Prøveforelesningen «Chemical sensors for food analysis and quality control» holdes klokken 10:15 og disputas klokken 13:00 i auditorium A1-35 ved campus Vestfold mandag 16. desember.
Åpent for alle interesserte.
Electrochemical biosensors are important tools in healthcare, environmental monitoring and food safety, providing accurate information about a chemical quantity through ease-of-use and low cost. Examples are detecting breast cancer cells in blood, monitoring carbon monoxide levels in air, and determining the presence of e.coli in food or drinking water. Although the sensors can be realised in a low-cost regime, the supporting instruments driving the sensors can be expensive, technically complex and bulky. This renders most freshly developed assays unsuitable for field-trials and mobile applications.
To this end, we have provided a generic, stamp-sized, wireless and flexible platform, the ecFlex, built from off-the-shelf components, capable of driving electrochemical sensors through a fraction of the cost of a laboratory instrument. Furthermore, the hardware and software designs have been made available to the public, enabling developers to tailor the design to their own needs. In this respect, the system was shown to be able to determine the «hotness» in chili sauce as well as measuring the levels of pH and chloride. The perhaps most successful electrochemical

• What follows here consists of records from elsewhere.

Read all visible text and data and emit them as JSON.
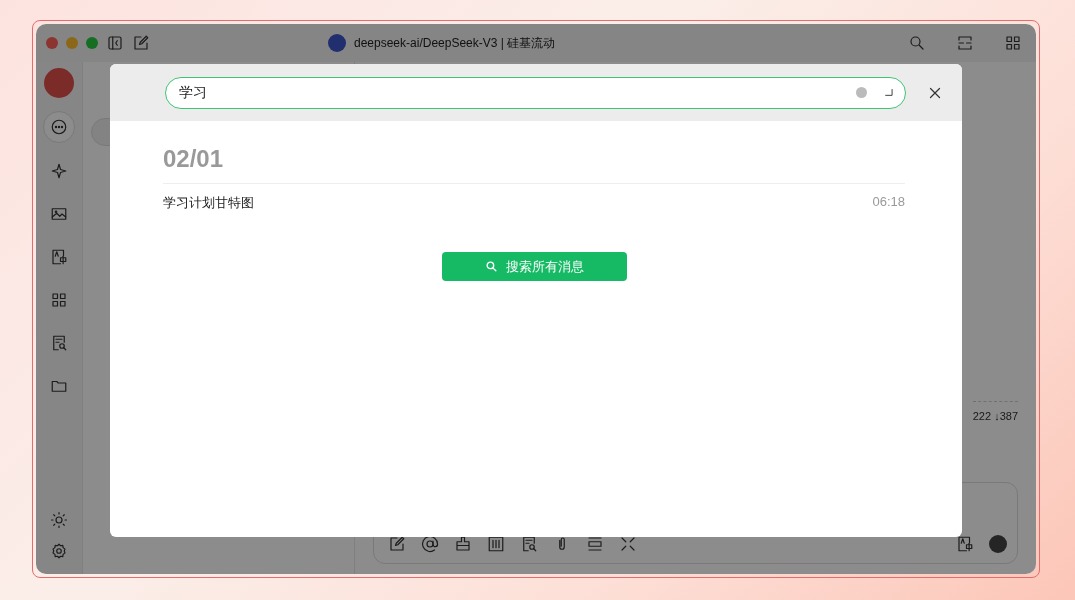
{
  "window": {
    "title": "deepseek-ai/DeepSeek-V3 | 硅基流动"
  },
  "nav_rail": [
    {
      "kind": "chat",
      "selected": true
    },
    {
      "kind": "sparkle",
      "selected": false
    },
    {
      "kind": "image",
      "selected": false
    },
    {
      "kind": "translate",
      "selected": false
    },
    {
      "kind": "grid",
      "selected": false
    },
    {
      "kind": "doc-search",
      "selected": false
    },
    {
      "kind": "folder",
      "selected": false
    }
  ],
  "chat": {
    "token_count": "222 ↓387"
  },
  "search_dialog": {
    "query": "学习",
    "groups": [
      {
        "date": "02/01",
        "results": [
          {
            "title": "学习计划甘特图",
            "time": "06:18"
          }
        ]
      }
    ],
    "search_all_button": "搜索所有消息"
  }
}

sensor application is that of diabetes management through measuring blood glucose.
Bringing that technology to where it is today has taken more than forty years of development and billions of Euros. This technology is bound by intellectual property rights, and is made specifically for the accompanying sensor. The ecFlex, however, is free to use for all, and can support an array of different sensors, owed to the system’s configurability.
This project attempts to leverage the technology behind the blood glucose home monitoring and make it available to any sensor, such that it may be utilized by smart sensors, internet-of-things and wearable electronics, to name a few. This technology will therefore contribute towards lowering the barriers associated with
transferring elegant laboratory assays to real-life applications.